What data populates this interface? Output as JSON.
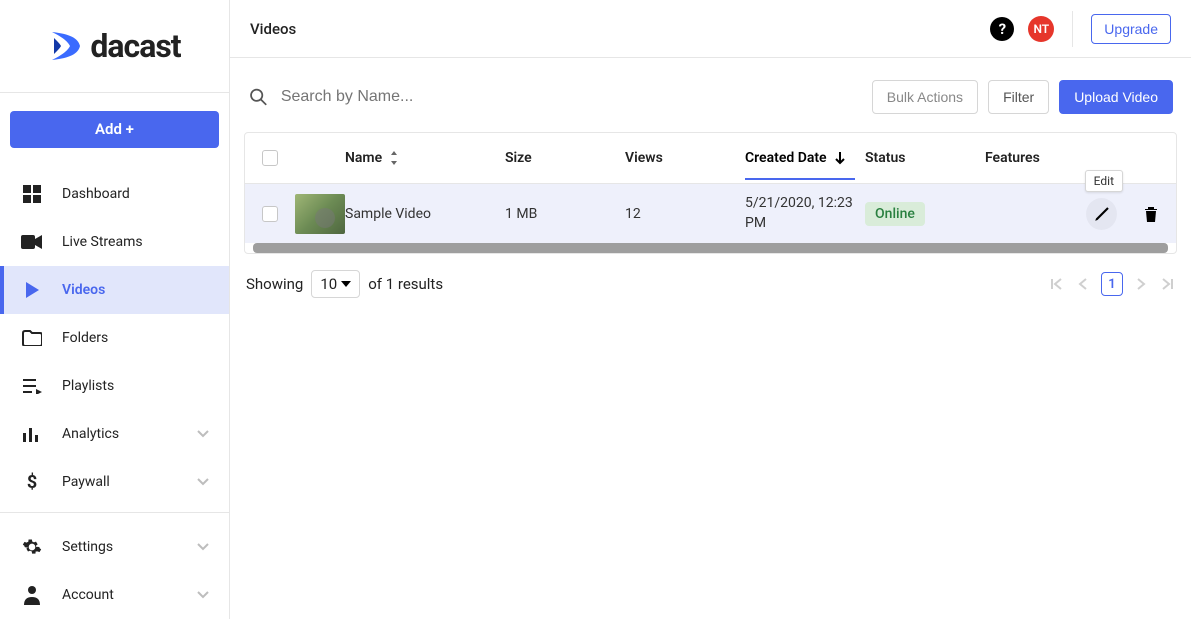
{
  "brand": {
    "name": "dacast"
  },
  "add_button": "Add +",
  "sidebar": [
    {
      "icon": "dashboard",
      "label": "Dashboard",
      "active": false,
      "chevron": false
    },
    {
      "icon": "camera",
      "label": "Live Streams",
      "active": false,
      "chevron": false
    },
    {
      "icon": "play",
      "label": "Videos",
      "active": true,
      "chevron": false
    },
    {
      "icon": "folder",
      "label": "Folders",
      "active": false,
      "chevron": false
    },
    {
      "icon": "playlist",
      "label": "Playlists",
      "active": false,
      "chevron": false
    },
    {
      "icon": "analytics",
      "label": "Analytics",
      "active": false,
      "chevron": true
    },
    {
      "icon": "dollar",
      "label": "Paywall",
      "active": false,
      "chevron": true
    }
  ],
  "sidebar_bottom": [
    {
      "icon": "gear",
      "label": "Settings",
      "chevron": true
    },
    {
      "icon": "person",
      "label": "Account",
      "chevron": true
    }
  ],
  "header": {
    "title": "Videos",
    "avatar_initials": "NT",
    "help": "?",
    "upgrade": "Upgrade"
  },
  "toolbar": {
    "search_placeholder": "Search by Name...",
    "bulk_actions": "Bulk Actions",
    "filter": "Filter",
    "upload": "Upload Video"
  },
  "table": {
    "columns": {
      "name": "Name",
      "size": "Size",
      "views": "Views",
      "created": "Created Date",
      "status": "Status",
      "features": "Features"
    },
    "rows": [
      {
        "name": "Sample Video",
        "size": "1 MB",
        "views": "12",
        "created": "5/21/2020, 12:23 PM",
        "status": "Online"
      }
    ]
  },
  "tooltip_edit": "Edit",
  "pagination": {
    "showing_prefix": "Showing",
    "per_page": "10",
    "of_results": "of 1 results",
    "current_page": "1"
  }
}
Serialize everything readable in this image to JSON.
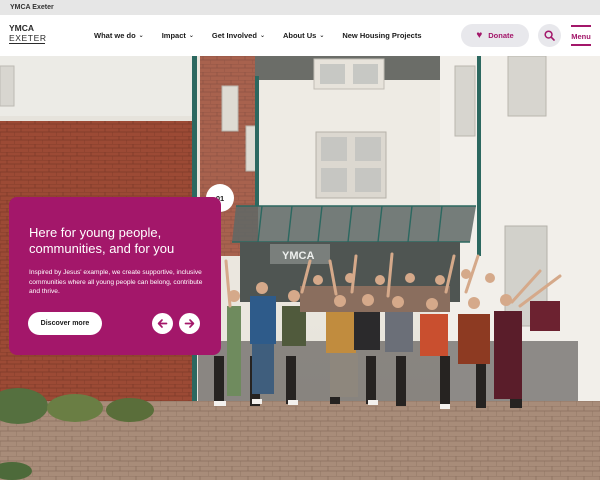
{
  "topbar": {
    "site_name": "YMCA Exeter"
  },
  "logo": {
    "line1": "YMCA",
    "line2": "EXETER"
  },
  "nav": {
    "items": [
      {
        "label": "What we do",
        "has_dropdown": true
      },
      {
        "label": "Impact",
        "has_dropdown": true
      },
      {
        "label": "Get Involved",
        "has_dropdown": true
      },
      {
        "label": "About Us",
        "has_dropdown": true
      },
      {
        "label": "New Housing Projects",
        "has_dropdown": false
      }
    ],
    "chevron": "⌄"
  },
  "actions": {
    "donate_label": "Donate",
    "donate_icon": "heart-icon",
    "search_icon": "search-icon",
    "menu_label": "Menu"
  },
  "hero": {
    "slide_number": "01",
    "title": "Here for young people, communities, and for you",
    "description": "Inspired by Jesus' example, we create supportive, inclusive communities where all young people can belong, contribute and thrive.",
    "cta_label": "Discover more",
    "prev_icon": "arrow-left-icon",
    "next_icon": "arrow-right-icon",
    "building_sign": "YMCA"
  },
  "colors": {
    "brand_magenta": "#a3176a",
    "header_bg": "#ffffff",
    "topbar_bg": "#e6e6e6"
  }
}
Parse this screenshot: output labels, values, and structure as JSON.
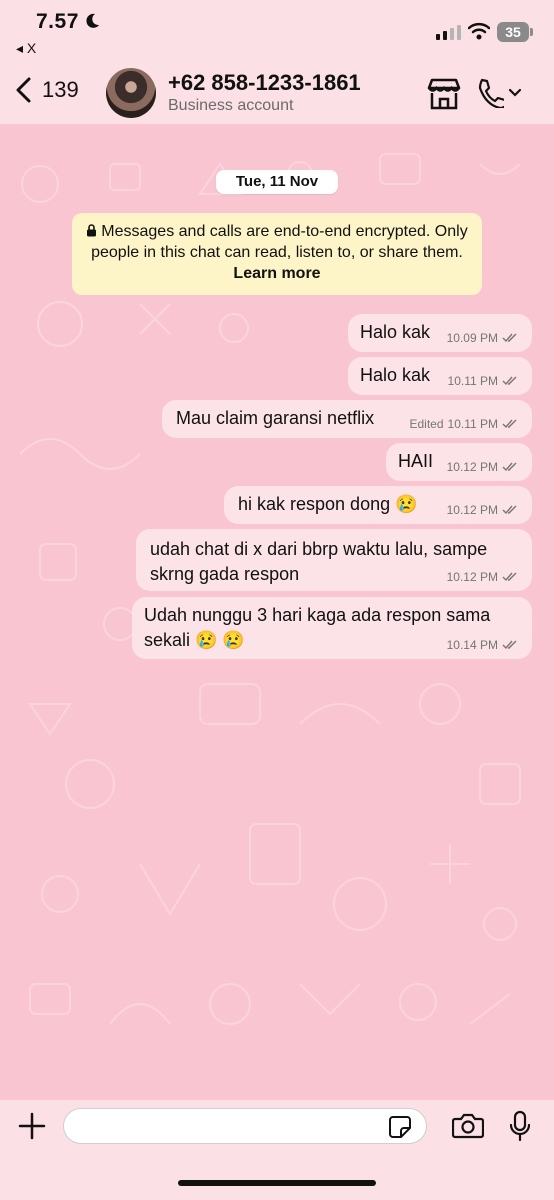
{
  "status": {
    "time": "7.57",
    "back_app": "◂ X",
    "battery": "35"
  },
  "header": {
    "back_count": "139",
    "contact_name": "+62 858-1233-1861",
    "contact_subtitle": "Business account"
  },
  "chat": {
    "date_chip": "Tue, 11 Nov",
    "encryption_notice": "Messages and calls are end-to-end encrypted. Only people in this chat can read, listen to, or share them.",
    "encryption_link": "Learn more",
    "messages": [
      {
        "text": "Halo kak",
        "time": "10.09 PM",
        "edited": ""
      },
      {
        "text": "Halo kak",
        "time": "10.11 PM",
        "edited": ""
      },
      {
        "text": "Mau claim garansi netflix",
        "time": "10.11 PM",
        "edited": "Edited"
      },
      {
        "text": "HAII",
        "time": "10.12 PM",
        "edited": ""
      },
      {
        "text": "hi kak respon dong 😢",
        "time": "10.12 PM",
        "edited": ""
      },
      {
        "text": "udah chat di x dari bbrp waktu lalu, sampe skrng gada respon",
        "time": "10.12 PM",
        "edited": ""
      },
      {
        "text": "Udah nunggu 3 hari kaga ada respon sama sekali 😢 😢",
        "time": "10.14 PM",
        "edited": ""
      }
    ]
  },
  "input": {
    "placeholder": ""
  },
  "colors": {
    "chat_bg": "#f9c5d1",
    "bar_bg": "#fbe0e6",
    "bubble_out": "#fbe3e8",
    "notice_bg": "#fdf4c8",
    "tick_grey": "#757575"
  },
  "icons": [
    "moon-icon",
    "signal-icon",
    "wifi-icon",
    "battery-icon",
    "back-chevron-icon",
    "store-icon",
    "phone-icon",
    "chevron-down-icon",
    "lock-icon",
    "double-check-icon",
    "plus-icon",
    "sticker-icon",
    "camera-icon",
    "mic-icon"
  ]
}
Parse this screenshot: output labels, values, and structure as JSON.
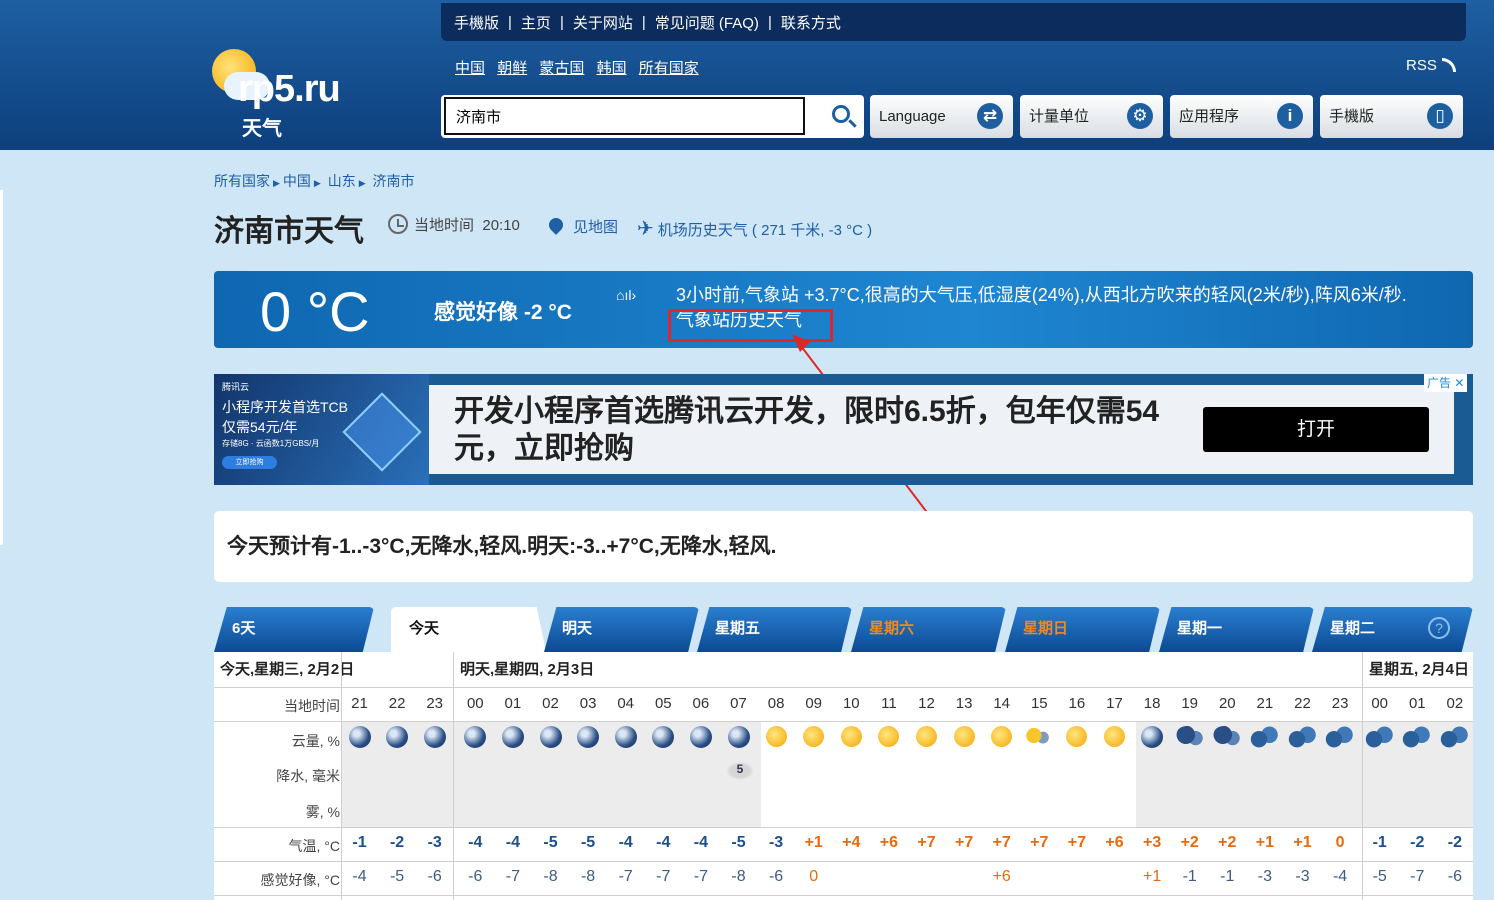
{
  "topbar": {
    "links": [
      "手機版",
      "主页",
      "关于网站",
      "常见问题 (FAQ)",
      "联系方式"
    ],
    "separator": "|"
  },
  "logo": {
    "brand": "rp5.ru",
    "sub": "天气"
  },
  "countries": [
    "中国",
    "朝鲜",
    "蒙古国",
    "韩国",
    "所有国家"
  ],
  "rss": "RSS",
  "search": {
    "value": "济南市"
  },
  "buttons": [
    {
      "label": "Language",
      "icon": "translate-icon"
    },
    {
      "label": "计量单位",
      "icon": "gear-icon"
    },
    {
      "label": "应用程序",
      "icon": "info-icon"
    },
    {
      "label": "手機版",
      "icon": "mobile-icon"
    }
  ],
  "breadcrumb": [
    "所有国家",
    "中国",
    "山东",
    "济南市"
  ],
  "page": {
    "title": "济南市天气",
    "local_time_label": "当地时间",
    "local_time": "20:10",
    "map_link": "见地图",
    "airport_link": "机场历史天气 ( 271 千米, -3 °C )"
  },
  "now": {
    "temp": "0 °C",
    "feels": "感觉好像 -2 °C",
    "station_text": "3小时前,气象站 +3.7°C,很高的大气压,低湿度(24%),从西北方吹来的轻风(2米/秒),阵风6米/秒.",
    "station_link": "气象站历史天气"
  },
  "ad": {
    "left_brand": "腾讯云",
    "left_line1": "小程序开发首选TCB",
    "left_line2": "仅需54元/年",
    "left_line3": "存储8G · 云函数1万GBS/月",
    "left_button": "立即抢购",
    "title": "开发小程序首选腾讯云开发，限时6.5折，包年仅需54元，立即抢购",
    "open": "打开",
    "tag": "广告"
  },
  "summary": "今天预计有-1..-3°C,无降水,轻风.明天:-3..+7°C,无降水,轻风.",
  "tabs": [
    {
      "label": "6天",
      "weekend": false,
      "active": false
    },
    {
      "label": "今天",
      "weekend": false,
      "active": true
    },
    {
      "label": "明天",
      "weekend": false,
      "active": false
    },
    {
      "label": "星期五",
      "weekend": false,
      "active": false
    },
    {
      "label": "星期六",
      "weekend": true,
      "active": false
    },
    {
      "label": "星期日",
      "weekend": true,
      "active": false
    },
    {
      "label": "星期一",
      "weekend": false,
      "active": false
    },
    {
      "label": "星期二",
      "weekend": false,
      "active": false
    }
  ],
  "help": "?",
  "forecast": {
    "days": [
      "今天,星期三, 2月2日",
      "明天,星期四, 2月3日",
      "星期五, 2月4日"
    ],
    "row_labels": [
      "当地时间",
      "云量, %",
      "降水, 毫米",
      "雾, %",
      "气温, °C",
      "感觉好像, °C"
    ],
    "hours": [
      "21",
      "22",
      "23",
      "00",
      "01",
      "02",
      "03",
      "04",
      "05",
      "06",
      "07",
      "08",
      "09",
      "10",
      "11",
      "12",
      "13",
      "14",
      "15",
      "16",
      "17",
      "18",
      "19",
      "20",
      "21",
      "22",
      "23",
      "00",
      "01",
      "02"
    ],
    "icons": [
      "moon",
      "moon",
      "moon",
      "moon",
      "moon",
      "moon",
      "moon",
      "moon",
      "moon",
      "moon",
      "moon",
      "sun",
      "sun",
      "sun",
      "sun",
      "sun",
      "sun",
      "sun",
      "suncloud",
      "sun",
      "sun",
      "moon",
      "cloudmoon",
      "cloudmoon",
      "clouds",
      "clouds",
      "clouds",
      "clouds",
      "clouds",
      "clouds"
    ],
    "fog_value": "5",
    "temps": [
      "-1",
      "-2",
      "-3",
      "-4",
      "-4",
      "-5",
      "-5",
      "-4",
      "-4",
      "-4",
      "-5",
      "-3",
      "+1",
      "+4",
      "+6",
      "+7",
      "+7",
      "+7",
      "+7",
      "+7",
      "+6",
      "+3",
      "+2",
      "+2",
      "+1",
      "+1",
      "0",
      "-1",
      "-2",
      "-2"
    ],
    "feels": [
      "-4",
      "-5",
      "-6",
      "-6",
      "-7",
      "-8",
      "-8",
      "-7",
      "-7",
      "-7",
      "-8",
      "-6",
      "0",
      "",
      "",
      "",
      "",
      "+6",
      "",
      "",
      "",
      "+1",
      "-1",
      "-1",
      "-3",
      "-3",
      "-4",
      "-5",
      "-7",
      "-6"
    ]
  }
}
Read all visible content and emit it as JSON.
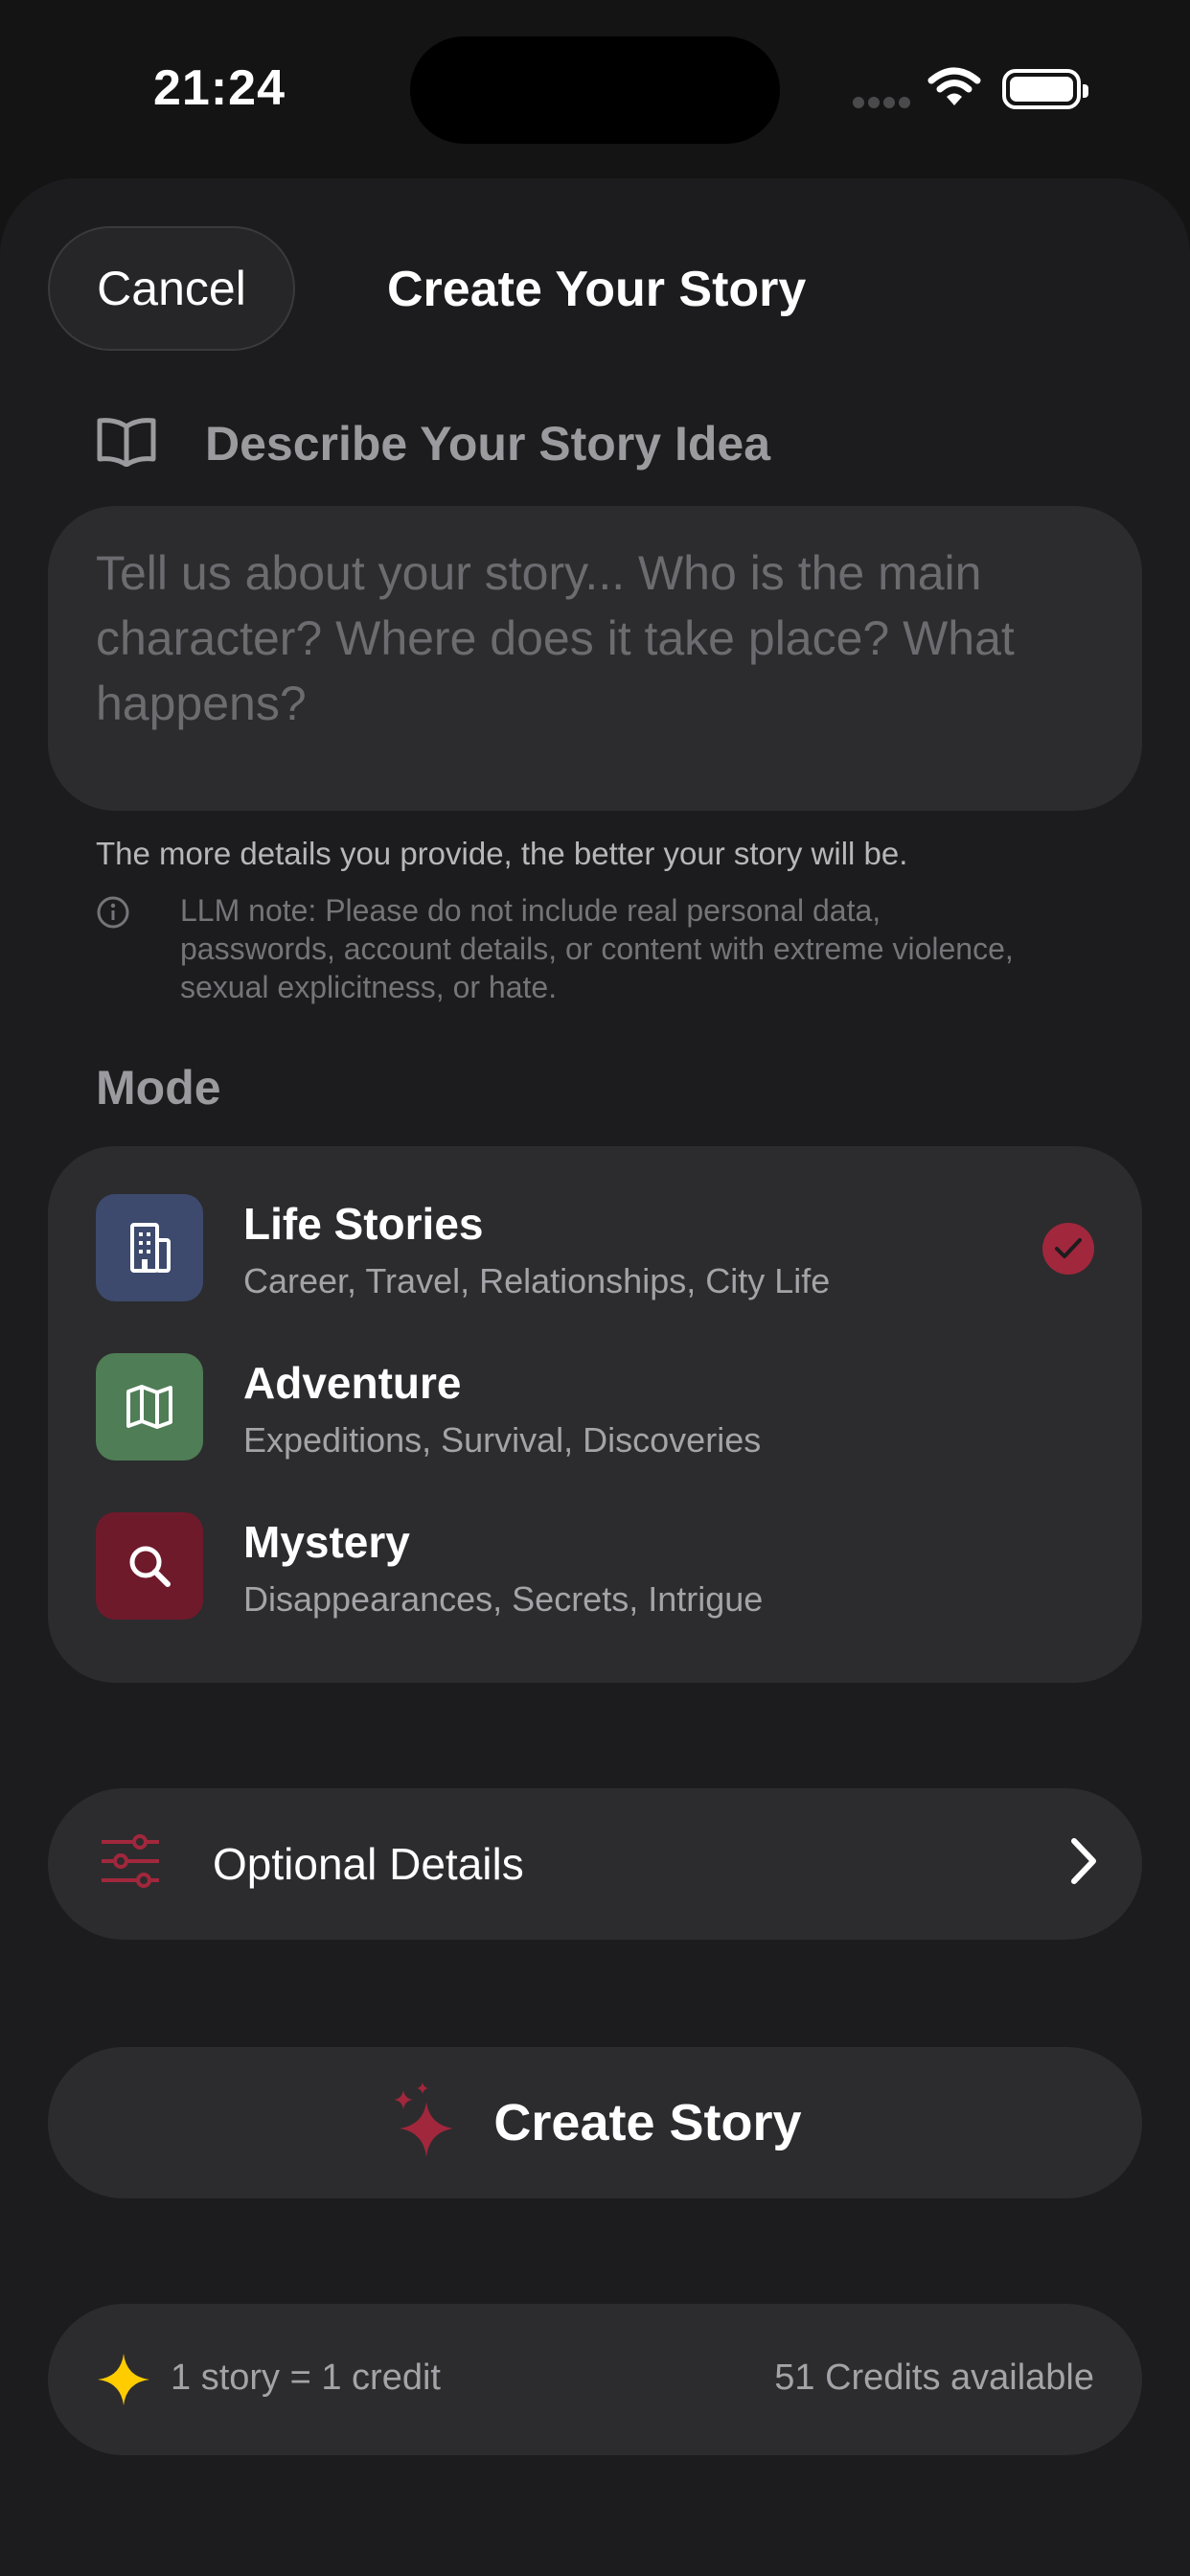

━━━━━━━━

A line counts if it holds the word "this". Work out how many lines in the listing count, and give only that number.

5